■ **TASK PROMPT**:
The answer must consist of every line from the entries that holds the word "blackjack".
++++++++++++++++++++
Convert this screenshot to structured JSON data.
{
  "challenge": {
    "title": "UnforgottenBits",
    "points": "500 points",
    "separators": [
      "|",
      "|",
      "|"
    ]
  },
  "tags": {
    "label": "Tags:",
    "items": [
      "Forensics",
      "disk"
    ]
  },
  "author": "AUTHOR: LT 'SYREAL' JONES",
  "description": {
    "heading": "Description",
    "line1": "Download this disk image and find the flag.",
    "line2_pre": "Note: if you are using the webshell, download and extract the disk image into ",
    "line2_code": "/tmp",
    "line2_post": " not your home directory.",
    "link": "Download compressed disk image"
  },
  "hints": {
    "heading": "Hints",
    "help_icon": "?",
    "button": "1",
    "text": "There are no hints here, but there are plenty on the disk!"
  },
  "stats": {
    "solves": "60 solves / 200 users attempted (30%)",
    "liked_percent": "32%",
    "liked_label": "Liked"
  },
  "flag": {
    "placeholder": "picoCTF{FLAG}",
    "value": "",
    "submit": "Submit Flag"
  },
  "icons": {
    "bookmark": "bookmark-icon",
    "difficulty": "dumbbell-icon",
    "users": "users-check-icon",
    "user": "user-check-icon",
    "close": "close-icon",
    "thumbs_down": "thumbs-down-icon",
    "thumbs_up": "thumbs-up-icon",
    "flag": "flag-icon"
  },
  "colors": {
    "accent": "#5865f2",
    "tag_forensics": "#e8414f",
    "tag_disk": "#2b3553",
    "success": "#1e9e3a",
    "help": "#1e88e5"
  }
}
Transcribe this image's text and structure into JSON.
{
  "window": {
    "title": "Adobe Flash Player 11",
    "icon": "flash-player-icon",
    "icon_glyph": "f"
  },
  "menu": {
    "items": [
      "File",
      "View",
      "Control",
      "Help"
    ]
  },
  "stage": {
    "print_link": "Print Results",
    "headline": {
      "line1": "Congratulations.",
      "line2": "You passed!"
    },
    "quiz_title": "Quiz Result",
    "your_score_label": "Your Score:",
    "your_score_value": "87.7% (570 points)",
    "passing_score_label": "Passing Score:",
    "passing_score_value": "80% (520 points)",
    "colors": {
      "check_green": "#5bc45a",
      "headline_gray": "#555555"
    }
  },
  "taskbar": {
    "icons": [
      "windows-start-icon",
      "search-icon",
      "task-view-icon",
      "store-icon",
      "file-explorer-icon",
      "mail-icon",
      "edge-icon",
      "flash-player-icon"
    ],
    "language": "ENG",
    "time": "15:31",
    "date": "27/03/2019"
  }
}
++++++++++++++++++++
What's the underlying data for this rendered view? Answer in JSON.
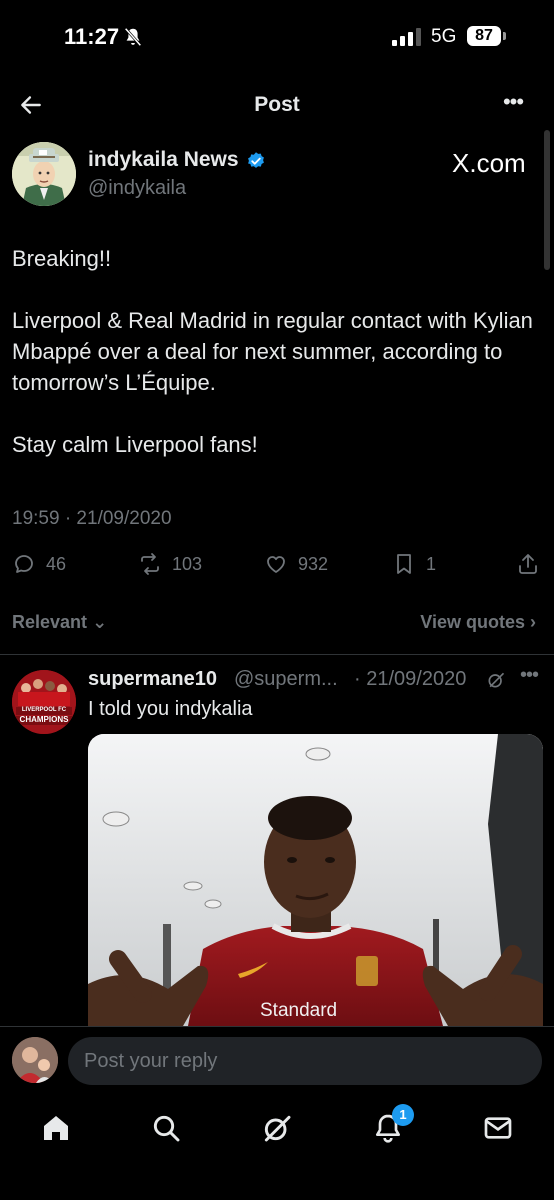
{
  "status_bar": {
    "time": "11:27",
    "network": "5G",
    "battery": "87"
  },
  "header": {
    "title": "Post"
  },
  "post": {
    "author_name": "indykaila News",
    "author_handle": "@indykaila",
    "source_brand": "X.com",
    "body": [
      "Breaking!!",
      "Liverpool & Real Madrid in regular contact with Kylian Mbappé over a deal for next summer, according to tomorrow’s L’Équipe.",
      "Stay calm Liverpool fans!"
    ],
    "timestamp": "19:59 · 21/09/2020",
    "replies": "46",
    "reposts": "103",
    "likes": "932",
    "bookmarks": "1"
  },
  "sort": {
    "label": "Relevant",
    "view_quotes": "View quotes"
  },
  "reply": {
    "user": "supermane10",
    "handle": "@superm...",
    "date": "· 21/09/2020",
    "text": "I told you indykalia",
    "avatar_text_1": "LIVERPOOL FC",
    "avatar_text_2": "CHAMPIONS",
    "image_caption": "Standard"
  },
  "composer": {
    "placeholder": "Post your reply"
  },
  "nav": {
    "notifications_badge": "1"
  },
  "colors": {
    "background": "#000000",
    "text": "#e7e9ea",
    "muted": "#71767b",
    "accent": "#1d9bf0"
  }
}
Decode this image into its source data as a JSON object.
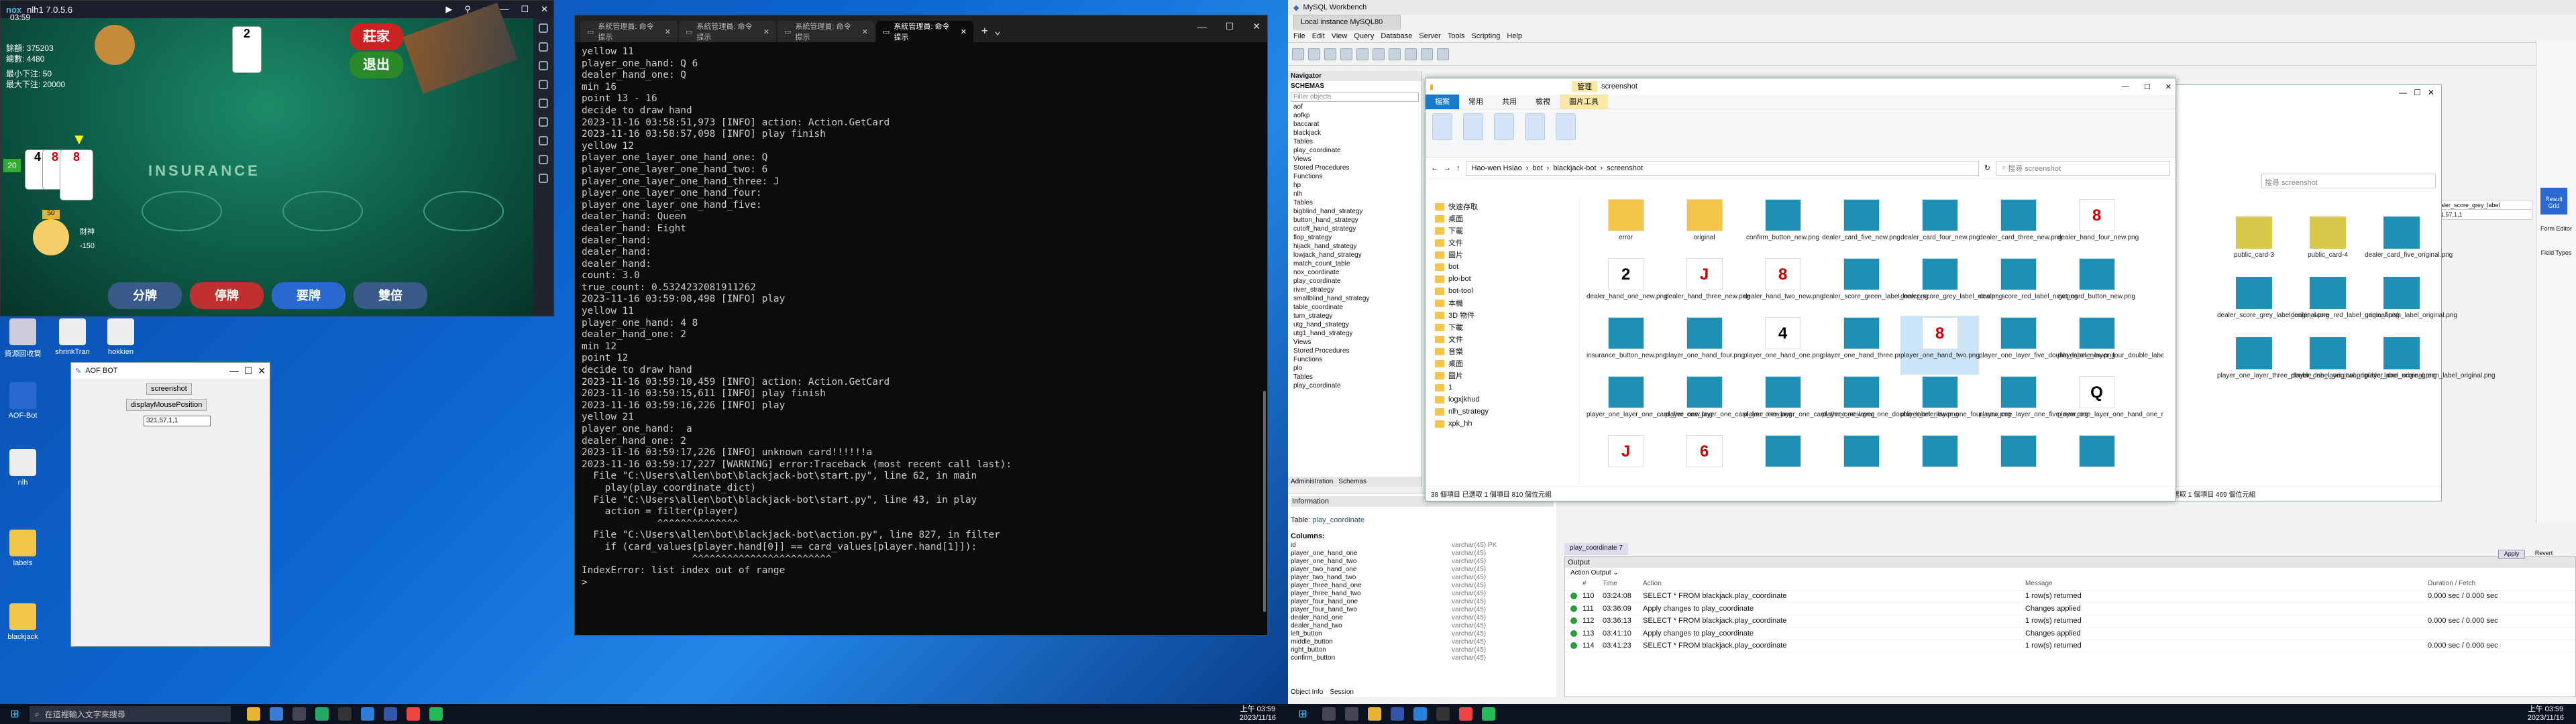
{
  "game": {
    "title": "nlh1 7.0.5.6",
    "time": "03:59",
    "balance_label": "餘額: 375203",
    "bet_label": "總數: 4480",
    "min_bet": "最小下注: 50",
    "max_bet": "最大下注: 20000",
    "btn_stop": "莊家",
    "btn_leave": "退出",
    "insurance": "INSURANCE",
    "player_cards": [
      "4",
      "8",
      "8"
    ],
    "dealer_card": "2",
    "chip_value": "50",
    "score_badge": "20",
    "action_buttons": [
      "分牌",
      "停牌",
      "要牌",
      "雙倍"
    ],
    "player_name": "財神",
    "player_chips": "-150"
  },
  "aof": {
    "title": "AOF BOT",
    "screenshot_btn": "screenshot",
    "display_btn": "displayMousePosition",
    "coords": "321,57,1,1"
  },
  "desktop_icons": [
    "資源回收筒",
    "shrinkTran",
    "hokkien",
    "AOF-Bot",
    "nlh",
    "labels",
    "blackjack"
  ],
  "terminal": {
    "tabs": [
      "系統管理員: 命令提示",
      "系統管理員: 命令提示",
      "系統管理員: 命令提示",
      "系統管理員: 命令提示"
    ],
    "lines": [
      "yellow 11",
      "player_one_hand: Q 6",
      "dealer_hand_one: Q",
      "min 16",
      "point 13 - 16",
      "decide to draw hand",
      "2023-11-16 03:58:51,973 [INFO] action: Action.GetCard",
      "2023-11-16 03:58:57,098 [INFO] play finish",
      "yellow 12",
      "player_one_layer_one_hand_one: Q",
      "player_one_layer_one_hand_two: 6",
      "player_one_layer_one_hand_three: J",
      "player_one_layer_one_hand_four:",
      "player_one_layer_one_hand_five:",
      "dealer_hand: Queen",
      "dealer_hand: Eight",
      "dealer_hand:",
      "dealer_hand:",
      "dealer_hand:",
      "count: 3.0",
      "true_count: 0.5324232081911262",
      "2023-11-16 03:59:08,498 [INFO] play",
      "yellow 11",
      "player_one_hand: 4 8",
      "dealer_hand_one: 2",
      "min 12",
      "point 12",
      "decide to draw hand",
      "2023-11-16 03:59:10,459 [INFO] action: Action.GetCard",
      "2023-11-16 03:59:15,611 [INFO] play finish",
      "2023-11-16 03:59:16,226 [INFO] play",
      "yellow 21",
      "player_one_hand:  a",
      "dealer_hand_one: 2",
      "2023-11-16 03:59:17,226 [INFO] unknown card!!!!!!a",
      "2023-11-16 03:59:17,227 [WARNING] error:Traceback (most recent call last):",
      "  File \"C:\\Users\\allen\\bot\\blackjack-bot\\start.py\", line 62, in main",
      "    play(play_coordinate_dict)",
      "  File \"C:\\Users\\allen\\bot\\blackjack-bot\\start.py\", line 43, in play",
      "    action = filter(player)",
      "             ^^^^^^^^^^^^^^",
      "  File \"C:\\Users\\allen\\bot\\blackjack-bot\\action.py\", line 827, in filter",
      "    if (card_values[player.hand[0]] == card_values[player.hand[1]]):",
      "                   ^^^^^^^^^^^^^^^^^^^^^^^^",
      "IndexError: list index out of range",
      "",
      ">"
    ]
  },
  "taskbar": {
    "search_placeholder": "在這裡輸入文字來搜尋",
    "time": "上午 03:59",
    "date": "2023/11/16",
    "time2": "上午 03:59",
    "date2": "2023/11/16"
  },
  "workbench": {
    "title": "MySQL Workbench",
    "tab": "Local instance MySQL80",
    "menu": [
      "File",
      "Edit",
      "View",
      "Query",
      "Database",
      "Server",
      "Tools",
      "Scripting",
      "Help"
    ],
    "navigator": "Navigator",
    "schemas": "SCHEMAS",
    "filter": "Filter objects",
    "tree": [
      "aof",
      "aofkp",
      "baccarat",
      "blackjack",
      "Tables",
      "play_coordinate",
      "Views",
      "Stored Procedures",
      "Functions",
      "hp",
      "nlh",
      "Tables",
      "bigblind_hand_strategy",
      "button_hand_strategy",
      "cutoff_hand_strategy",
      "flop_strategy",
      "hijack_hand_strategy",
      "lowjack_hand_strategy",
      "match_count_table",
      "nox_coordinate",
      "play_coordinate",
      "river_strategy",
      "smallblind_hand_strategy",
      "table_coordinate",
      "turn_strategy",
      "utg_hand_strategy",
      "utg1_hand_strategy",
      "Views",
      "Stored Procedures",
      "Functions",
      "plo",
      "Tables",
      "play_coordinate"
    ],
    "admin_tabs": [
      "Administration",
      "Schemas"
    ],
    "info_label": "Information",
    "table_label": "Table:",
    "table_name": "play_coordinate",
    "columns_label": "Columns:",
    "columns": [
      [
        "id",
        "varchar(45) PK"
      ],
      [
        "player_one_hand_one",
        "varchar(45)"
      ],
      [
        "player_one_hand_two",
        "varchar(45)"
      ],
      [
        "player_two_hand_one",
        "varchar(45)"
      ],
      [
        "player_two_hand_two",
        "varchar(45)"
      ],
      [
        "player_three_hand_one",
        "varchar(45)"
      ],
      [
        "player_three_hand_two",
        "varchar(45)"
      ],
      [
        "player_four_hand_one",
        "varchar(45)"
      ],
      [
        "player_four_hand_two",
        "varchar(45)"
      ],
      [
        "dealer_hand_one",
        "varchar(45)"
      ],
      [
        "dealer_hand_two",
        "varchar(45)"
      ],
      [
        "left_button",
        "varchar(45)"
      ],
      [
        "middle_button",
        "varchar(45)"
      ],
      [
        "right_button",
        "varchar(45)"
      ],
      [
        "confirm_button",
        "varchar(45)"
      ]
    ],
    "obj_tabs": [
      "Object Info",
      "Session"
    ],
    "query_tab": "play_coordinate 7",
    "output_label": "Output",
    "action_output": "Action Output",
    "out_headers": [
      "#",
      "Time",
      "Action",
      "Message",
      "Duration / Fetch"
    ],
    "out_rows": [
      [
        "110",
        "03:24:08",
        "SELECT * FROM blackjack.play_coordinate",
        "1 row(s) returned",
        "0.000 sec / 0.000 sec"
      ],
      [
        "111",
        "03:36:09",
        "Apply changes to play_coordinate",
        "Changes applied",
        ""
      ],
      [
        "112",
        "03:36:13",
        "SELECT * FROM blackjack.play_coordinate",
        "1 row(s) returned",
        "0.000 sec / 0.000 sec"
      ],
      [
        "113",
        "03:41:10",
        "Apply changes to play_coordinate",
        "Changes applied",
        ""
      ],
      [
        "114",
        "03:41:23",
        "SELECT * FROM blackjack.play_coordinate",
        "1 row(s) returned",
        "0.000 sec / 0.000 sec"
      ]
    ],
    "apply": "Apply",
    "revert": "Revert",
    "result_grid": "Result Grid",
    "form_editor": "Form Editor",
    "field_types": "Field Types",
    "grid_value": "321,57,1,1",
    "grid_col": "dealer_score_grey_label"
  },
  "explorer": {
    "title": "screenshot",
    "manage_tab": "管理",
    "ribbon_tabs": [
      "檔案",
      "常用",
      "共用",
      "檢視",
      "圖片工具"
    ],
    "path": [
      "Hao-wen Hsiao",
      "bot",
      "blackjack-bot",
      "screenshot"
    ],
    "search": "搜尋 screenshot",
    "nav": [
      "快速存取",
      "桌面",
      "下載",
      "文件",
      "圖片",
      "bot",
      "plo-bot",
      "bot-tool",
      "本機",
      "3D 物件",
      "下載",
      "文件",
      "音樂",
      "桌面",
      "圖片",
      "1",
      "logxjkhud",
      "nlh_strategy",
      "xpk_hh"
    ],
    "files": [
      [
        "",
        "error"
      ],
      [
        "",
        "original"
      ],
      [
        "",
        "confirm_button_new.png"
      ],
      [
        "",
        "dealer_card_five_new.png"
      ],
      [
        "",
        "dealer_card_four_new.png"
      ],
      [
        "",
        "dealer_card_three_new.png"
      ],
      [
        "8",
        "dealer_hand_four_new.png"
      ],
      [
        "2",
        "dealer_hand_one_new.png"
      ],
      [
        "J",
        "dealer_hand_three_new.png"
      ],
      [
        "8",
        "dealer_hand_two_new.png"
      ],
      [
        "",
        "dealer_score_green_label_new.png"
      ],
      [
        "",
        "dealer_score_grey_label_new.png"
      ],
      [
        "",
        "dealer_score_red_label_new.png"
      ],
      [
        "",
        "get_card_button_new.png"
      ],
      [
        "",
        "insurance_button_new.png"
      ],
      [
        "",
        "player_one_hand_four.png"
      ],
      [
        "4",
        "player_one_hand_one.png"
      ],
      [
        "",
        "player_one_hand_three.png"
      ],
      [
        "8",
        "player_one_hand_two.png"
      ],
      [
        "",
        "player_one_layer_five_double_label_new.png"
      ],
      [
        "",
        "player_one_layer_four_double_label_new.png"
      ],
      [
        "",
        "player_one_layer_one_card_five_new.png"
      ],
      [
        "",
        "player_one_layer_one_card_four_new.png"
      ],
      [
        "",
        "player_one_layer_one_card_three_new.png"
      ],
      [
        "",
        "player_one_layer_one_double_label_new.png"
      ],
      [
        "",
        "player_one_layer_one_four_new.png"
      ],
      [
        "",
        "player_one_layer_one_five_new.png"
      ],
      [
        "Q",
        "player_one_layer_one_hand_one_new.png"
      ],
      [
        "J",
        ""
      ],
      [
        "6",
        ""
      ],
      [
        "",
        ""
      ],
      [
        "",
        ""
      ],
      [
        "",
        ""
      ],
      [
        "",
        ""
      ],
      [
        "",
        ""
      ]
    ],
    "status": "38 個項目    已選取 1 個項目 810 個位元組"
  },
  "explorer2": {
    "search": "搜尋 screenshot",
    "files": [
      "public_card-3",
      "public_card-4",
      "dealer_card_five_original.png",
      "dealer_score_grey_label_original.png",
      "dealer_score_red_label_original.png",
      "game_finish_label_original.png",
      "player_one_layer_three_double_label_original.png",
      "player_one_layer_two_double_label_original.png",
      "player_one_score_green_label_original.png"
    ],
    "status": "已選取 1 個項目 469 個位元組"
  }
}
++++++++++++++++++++
■ **ANSWER**:
    "blackjack"
      "  File \"C:\\Users\\allen\\bot\\blackjack-bot\\start.py\", line 62, in main",
      "  File \"C:\\Users\\allen\\bot\\blackjack-bot\\start.py\", line 43, in play",
      "  File \"C:\\Users\\allen\\bot\\blackjack-bot\\action.py\", line 827, in filter",
      "blackjack",
        "SELECT * FROM blackjack.play_coordinate",
        "SELECT * FROM blackjack.play_coordinate",
        "SELECT * FROM blackjack.play_coordinate",
      "blackjack-bot",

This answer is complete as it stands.